always_raining wrote:gr8scOtt! wrote:always_raining wrote:Thanks for sharing this. My problem with the analysis is that you don't have to be under arrest for Miranda rights to attach. It's only if you're under "custody." Or at least, that's how I understand it.
Actually, that's the problem with the Themis outline. You DO have to be under arrest, and the arrest required is more formal than what is considered a 4th amendment arrest. So custody = formal arrest, but seizure can be a less formal arrest.
Custody does not have to be formal arrest. I think the analysis is just wrong. Was this the bar-examiners analysis or one of the provided applicant model answers? Because those can have errors in them.

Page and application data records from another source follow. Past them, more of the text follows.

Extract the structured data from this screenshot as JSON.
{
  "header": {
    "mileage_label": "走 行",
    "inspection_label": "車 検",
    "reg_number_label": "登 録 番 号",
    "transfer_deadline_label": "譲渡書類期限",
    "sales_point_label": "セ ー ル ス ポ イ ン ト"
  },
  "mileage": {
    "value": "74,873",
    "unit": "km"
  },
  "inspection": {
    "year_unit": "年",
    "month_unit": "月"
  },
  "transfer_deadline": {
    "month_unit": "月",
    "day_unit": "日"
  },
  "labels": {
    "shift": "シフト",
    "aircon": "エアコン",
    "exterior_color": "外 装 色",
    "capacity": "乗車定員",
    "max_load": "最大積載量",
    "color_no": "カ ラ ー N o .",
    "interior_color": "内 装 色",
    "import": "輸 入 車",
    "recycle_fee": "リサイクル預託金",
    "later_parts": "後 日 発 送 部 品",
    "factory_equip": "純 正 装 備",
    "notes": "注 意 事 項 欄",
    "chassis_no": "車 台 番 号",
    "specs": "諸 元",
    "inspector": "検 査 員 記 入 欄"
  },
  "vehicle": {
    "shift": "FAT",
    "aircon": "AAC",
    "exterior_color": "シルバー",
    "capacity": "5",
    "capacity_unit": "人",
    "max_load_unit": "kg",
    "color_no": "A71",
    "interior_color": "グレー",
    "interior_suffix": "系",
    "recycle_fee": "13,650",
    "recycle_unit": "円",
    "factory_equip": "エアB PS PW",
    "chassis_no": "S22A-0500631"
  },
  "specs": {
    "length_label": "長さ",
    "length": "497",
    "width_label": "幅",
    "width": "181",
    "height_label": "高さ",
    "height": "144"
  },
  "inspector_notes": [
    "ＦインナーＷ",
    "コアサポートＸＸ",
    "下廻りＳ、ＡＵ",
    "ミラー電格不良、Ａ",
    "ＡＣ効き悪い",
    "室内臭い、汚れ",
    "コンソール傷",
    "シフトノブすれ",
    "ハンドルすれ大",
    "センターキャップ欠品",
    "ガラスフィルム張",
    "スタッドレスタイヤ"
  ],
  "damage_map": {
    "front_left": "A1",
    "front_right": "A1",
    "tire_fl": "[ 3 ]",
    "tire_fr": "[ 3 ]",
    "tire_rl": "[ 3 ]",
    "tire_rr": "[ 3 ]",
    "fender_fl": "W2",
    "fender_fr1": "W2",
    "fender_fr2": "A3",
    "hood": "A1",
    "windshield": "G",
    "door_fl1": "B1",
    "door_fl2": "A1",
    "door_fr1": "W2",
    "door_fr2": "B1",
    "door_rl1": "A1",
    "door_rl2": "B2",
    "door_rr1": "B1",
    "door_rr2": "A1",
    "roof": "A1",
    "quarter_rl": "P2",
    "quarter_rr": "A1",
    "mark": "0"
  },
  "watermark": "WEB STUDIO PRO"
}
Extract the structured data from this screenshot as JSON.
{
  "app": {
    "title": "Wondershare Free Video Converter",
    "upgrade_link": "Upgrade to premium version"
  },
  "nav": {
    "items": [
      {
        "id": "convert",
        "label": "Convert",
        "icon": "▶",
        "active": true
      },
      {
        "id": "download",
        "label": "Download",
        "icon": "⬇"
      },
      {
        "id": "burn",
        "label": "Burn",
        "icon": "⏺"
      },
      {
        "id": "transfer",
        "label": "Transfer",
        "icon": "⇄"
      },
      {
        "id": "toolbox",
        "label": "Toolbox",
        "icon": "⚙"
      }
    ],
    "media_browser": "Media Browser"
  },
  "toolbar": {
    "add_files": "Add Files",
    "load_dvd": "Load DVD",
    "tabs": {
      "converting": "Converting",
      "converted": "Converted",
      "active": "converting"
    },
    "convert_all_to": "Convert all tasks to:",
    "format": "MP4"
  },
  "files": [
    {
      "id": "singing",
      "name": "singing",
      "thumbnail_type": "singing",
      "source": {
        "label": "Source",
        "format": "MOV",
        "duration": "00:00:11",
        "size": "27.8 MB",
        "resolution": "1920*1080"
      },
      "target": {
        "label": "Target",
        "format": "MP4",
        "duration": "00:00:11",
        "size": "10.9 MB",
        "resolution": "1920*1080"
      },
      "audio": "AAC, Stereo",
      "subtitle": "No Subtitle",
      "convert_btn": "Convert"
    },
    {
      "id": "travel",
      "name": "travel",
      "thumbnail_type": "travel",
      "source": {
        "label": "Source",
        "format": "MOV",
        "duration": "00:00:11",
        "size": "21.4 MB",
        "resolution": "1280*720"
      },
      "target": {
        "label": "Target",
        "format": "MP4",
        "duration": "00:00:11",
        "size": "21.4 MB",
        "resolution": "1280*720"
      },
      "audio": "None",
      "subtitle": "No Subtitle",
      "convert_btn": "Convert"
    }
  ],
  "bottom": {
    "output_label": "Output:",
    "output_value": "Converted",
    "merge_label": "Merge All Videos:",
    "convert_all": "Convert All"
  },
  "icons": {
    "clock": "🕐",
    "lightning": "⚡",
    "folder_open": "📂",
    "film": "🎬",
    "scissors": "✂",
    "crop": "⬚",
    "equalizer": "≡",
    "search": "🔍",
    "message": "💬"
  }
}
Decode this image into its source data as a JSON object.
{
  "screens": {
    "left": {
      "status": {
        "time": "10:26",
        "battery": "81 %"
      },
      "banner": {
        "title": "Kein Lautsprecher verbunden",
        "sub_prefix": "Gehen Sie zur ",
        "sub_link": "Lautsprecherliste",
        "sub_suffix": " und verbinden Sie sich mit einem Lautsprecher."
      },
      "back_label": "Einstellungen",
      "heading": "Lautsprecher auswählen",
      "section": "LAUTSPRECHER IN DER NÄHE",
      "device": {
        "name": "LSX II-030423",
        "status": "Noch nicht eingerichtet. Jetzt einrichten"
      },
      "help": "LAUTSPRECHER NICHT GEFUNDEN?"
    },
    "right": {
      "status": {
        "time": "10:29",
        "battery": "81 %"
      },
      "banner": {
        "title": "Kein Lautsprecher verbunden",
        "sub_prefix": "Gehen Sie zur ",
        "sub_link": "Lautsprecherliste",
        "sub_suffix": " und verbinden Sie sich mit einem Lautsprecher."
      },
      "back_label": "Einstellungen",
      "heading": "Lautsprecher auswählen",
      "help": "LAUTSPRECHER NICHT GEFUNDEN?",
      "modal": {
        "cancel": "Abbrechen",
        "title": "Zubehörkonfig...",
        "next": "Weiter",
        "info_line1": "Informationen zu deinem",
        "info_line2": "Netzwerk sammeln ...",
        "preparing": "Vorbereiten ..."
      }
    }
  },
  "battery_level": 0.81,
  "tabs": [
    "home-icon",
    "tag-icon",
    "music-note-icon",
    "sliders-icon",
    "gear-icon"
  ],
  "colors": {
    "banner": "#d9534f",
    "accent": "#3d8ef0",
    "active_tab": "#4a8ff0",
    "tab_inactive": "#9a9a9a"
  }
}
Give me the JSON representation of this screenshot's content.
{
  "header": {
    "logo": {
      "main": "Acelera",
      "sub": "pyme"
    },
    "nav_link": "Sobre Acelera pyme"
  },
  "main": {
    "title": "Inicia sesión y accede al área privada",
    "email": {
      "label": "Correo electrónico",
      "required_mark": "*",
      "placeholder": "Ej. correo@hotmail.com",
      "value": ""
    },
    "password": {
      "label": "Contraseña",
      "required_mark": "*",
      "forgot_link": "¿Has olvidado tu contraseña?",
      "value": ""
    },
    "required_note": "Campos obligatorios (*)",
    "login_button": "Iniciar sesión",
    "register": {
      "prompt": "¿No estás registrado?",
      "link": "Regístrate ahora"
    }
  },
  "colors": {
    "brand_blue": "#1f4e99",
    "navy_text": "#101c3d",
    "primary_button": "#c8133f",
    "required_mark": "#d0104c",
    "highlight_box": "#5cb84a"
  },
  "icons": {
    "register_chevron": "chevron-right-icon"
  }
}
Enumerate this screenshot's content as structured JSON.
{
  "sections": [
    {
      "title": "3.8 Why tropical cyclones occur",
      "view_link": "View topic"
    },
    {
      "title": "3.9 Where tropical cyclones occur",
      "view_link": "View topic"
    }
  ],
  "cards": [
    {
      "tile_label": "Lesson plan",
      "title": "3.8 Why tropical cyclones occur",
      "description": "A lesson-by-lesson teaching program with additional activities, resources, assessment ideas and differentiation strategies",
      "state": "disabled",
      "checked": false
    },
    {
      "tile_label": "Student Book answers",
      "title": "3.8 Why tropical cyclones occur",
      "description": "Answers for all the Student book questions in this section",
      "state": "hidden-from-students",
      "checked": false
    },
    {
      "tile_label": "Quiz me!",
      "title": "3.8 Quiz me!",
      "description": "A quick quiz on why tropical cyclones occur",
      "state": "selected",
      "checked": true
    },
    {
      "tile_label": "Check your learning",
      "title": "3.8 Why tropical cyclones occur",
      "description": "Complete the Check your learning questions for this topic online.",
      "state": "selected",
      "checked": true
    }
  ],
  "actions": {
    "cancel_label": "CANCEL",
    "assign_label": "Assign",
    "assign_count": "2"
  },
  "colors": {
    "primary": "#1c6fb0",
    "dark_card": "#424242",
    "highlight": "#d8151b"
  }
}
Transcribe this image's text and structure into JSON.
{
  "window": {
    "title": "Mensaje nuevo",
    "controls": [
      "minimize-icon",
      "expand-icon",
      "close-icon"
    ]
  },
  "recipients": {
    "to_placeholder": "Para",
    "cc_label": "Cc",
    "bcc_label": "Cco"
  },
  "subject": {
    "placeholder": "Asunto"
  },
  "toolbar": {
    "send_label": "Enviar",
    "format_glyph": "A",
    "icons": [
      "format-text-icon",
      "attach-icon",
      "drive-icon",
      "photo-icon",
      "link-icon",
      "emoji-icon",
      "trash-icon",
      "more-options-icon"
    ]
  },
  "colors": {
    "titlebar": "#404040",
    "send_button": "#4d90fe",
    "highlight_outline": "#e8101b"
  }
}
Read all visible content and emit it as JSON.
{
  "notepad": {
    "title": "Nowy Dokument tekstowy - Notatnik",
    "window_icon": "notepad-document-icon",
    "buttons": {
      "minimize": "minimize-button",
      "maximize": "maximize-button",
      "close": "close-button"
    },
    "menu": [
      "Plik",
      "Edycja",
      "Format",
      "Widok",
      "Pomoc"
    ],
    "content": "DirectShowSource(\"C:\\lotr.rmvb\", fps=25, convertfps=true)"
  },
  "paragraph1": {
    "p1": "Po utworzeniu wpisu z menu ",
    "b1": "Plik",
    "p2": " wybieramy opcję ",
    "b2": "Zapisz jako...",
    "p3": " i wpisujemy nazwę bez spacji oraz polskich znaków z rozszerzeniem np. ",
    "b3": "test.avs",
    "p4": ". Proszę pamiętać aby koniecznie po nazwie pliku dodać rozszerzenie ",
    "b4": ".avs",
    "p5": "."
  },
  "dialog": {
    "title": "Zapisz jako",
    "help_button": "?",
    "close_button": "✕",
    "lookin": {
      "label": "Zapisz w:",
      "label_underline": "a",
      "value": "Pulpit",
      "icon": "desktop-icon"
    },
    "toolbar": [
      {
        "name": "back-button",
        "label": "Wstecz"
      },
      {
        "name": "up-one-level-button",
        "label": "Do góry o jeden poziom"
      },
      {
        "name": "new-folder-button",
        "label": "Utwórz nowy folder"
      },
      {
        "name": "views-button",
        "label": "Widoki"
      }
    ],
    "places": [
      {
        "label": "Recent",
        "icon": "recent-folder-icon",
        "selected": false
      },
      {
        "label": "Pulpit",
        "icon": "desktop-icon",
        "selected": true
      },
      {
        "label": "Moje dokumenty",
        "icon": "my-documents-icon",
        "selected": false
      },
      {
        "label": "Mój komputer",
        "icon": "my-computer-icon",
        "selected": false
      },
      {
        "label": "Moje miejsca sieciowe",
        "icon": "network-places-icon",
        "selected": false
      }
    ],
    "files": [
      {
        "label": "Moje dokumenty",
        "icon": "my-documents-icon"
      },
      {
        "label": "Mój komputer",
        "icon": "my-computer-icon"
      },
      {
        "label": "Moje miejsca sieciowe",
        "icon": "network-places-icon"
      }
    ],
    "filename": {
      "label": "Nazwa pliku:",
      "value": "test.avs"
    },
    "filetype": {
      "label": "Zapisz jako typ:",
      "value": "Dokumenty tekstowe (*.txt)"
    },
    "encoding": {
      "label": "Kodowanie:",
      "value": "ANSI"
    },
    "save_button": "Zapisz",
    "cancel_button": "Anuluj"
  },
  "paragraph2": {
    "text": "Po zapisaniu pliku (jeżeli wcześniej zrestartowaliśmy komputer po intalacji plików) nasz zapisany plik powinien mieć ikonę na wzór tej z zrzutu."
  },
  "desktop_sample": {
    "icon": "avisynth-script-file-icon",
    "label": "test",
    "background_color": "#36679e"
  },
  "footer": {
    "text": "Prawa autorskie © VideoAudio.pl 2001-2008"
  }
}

Ok, so what I meant is that custody must be what is considered a "formal arrest," not necessarily in handcuffs but more than what is considered an arrest under the 4th amendment. It's more formal than a seizure (but again, not necessarily in handcuffs). The outline says it is a "substantial seizure" defined as either a "formal arrest or a restraint on freedom of movement to the degree associated with a formal arrest." I don't think Themis makes it very clear here but the point is that you can have an seizure that constitutes an arrest under the 4th amendment that does not meet the "substantial seizure" requirement for a finding of being in custody for Miranda to apply.
But Miranda applies to all custodial interrogations. If you are in custody (formal arrest or reasonable person would not think you could leave) and it qualifies as interrogation (i.e., not during booking or public safety exception), Miranda applies. Edited to add: other than a Terry stop. I know that for a Terry stop you are seized but they definitely don't have to read you your Miranda rights.